### Assignment
The answer must be an exact copy of the records, with every picture left out.

### Data extracted from a collection

-- Opening Marker --

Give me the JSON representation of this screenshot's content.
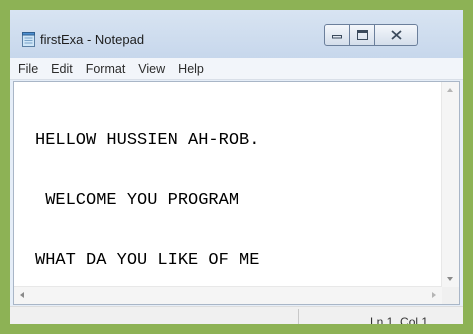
{
  "window": {
    "title": "firstExa - Notepad",
    "icon": "notepad-icon"
  },
  "menu": {
    "items": [
      {
        "label": "File"
      },
      {
        "label": "Edit"
      },
      {
        "label": "Format"
      },
      {
        "label": "View"
      },
      {
        "label": "Help"
      }
    ]
  },
  "editor": {
    "lines": [
      "HELLOW HUSSIEN AH-ROB.",
      " WELCOME YOU PROGRAM",
      "WHAT DA YOU LIKE OF ME"
    ]
  },
  "status": {
    "position": "Ln 1, Col 1"
  },
  "colors": {
    "background": "#8db255",
    "titlebar": "#d8e4f2",
    "menubar": "#f2f5fa",
    "editor": "#ffffff"
  }
}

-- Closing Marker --

### Response to this task
Give me the JSON representation of this screenshot's content.
{
  "window": {
    "title": "firstExa - Notepad",
    "icon": "notepad-icon"
  },
  "menu": {
    "items": [
      {
        "label": "File"
      },
      {
        "label": "Edit"
      },
      {
        "label": "Format"
      },
      {
        "label": "View"
      },
      {
        "label": "Help"
      }
    ]
  },
  "editor": {
    "lines": [
      "HELLOW HUSSIEN AH-ROB.",
      " WELCOME YOU PROGRAM",
      "WHAT DA YOU LIKE OF ME"
    ]
  },
  "status": {
    "position": "Ln 1, Col 1"
  },
  "colors": {
    "background": "#8db255",
    "titlebar": "#d8e4f2",
    "menubar": "#f2f5fa",
    "editor": "#ffffff"
  }
}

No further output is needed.